[Task description]: Each record must be printed again exactly as it appears.

[The input]:
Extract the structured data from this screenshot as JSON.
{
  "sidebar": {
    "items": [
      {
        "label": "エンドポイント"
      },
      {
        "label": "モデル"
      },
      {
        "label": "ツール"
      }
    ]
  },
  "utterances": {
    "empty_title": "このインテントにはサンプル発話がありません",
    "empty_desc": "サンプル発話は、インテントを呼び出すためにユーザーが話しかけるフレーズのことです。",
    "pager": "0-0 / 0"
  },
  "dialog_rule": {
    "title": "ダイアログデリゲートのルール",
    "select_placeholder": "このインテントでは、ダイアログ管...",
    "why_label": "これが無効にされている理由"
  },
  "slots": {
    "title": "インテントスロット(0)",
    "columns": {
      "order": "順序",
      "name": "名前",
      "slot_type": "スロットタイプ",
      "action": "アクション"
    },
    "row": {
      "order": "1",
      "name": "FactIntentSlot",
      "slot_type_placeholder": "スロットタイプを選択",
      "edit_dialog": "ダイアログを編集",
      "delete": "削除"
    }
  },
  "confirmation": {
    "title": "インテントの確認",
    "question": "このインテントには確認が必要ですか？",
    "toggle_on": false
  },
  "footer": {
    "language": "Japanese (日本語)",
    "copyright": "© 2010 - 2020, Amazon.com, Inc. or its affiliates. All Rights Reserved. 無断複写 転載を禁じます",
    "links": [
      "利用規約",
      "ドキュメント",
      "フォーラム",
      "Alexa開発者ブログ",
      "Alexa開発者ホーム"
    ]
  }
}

[Answer for the task]:
Extract the structured data from this screenshot as JSON.
{
  "sidebar": {
    "items": [
      {
        "label": "エンドポイント"
      },
      {
        "label": "モデル"
      },
      {
        "label": "ツール"
      }
    ]
  },
  "utterances": {
    "empty_title": "このインテントにはサンプル発話がありません",
    "empty_desc": "サンプル発話は、インテントを呼び出すためにユーザーが話しかけるフレーズのことです。",
    "pager": "0-0 / 0"
  },
  "dialog_rule": {
    "title": "ダイアログデリゲートのルール",
    "select_placeholder": "このインテントでは、ダイアログ管...",
    "why_label": "これが無効にされている理由"
  },
  "slots": {
    "title": "インテントスロット(0)",
    "columns": {
      "order": "順序",
      "name": "名前",
      "slot_type": "スロットタイプ",
      "action": "アクション"
    },
    "row": {
      "order": "1",
      "name": "FactIntentSlot",
      "slot_type_placeholder": "スロットタイプを選択",
      "edit_dialog": "ダイアログを編集",
      "delete": "削除"
    }
  },
  "confirmation": {
    "title": "インテントの確認",
    "question": "このインテントには確認が必要ですか？",
    "toggle_on": false
  },
  "footer": {
    "language": "Japanese (日本語)",
    "copyright": "© 2010 - 2020, Amazon.com, Inc. or its affiliates. All Rights Reserved. 無断複写 転載を禁じます",
    "links": [
      "利用規約",
      "ドキュメント",
      "フォーラム",
      "Alexa開発者ブログ",
      "Alexa開発者ホーム"
    ]
  }
}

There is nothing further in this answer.